══ Data records ══
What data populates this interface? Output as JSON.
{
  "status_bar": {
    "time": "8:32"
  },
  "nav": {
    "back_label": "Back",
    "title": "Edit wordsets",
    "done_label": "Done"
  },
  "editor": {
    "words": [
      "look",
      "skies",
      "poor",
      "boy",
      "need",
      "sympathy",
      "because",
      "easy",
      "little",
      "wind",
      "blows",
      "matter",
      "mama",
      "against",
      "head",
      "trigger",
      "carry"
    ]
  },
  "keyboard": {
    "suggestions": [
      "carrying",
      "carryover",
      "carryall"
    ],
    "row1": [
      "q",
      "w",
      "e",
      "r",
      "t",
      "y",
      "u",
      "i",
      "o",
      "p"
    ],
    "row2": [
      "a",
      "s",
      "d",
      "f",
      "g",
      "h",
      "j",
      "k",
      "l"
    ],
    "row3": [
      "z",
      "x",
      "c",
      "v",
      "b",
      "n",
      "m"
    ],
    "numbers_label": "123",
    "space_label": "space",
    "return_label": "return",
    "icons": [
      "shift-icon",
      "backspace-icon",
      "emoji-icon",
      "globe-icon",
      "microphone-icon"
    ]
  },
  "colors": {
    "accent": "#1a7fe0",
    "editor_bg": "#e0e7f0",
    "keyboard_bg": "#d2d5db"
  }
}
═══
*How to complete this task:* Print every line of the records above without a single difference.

*Solution to this exercise:*
What data populates this interface? Output as JSON.
{
  "status_bar": {
    "time": "8:32"
  },
  "nav": {
    "back_label": "Back",
    "title": "Edit wordsets",
    "done_label": "Done"
  },
  "editor": {
    "words": [
      "look",
      "skies",
      "poor",
      "boy",
      "need",
      "sympathy",
      "because",
      "easy",
      "little",
      "wind",
      "blows",
      "matter",
      "mama",
      "against",
      "head",
      "trigger",
      "carry"
    ]
  },
  "keyboard": {
    "suggestions": [
      "carrying",
      "carryover",
      "carryall"
    ],
    "row1": [
      "q",
      "w",
      "e",
      "r",
      "t",
      "y",
      "u",
      "i",
      "o",
      "p"
    ],
    "row2": [
      "a",
      "s",
      "d",
      "f",
      "g",
      "h",
      "j",
      "k",
      "l"
    ],
    "row3": [
      "z",
      "x",
      "c",
      "v",
      "b",
      "n",
      "m"
    ],
    "numbers_label": "123",
    "space_label": "space",
    "return_label": "return",
    "icons": [
      "shift-icon",
      "backspace-icon",
      "emoji-icon",
      "globe-icon",
      "microphone-icon"
    ]
  },
  "colors": {
    "accent": "#1a7fe0",
    "editor_bg": "#e0e7f0",
    "keyboard_bg": "#d2d5db"
  }
}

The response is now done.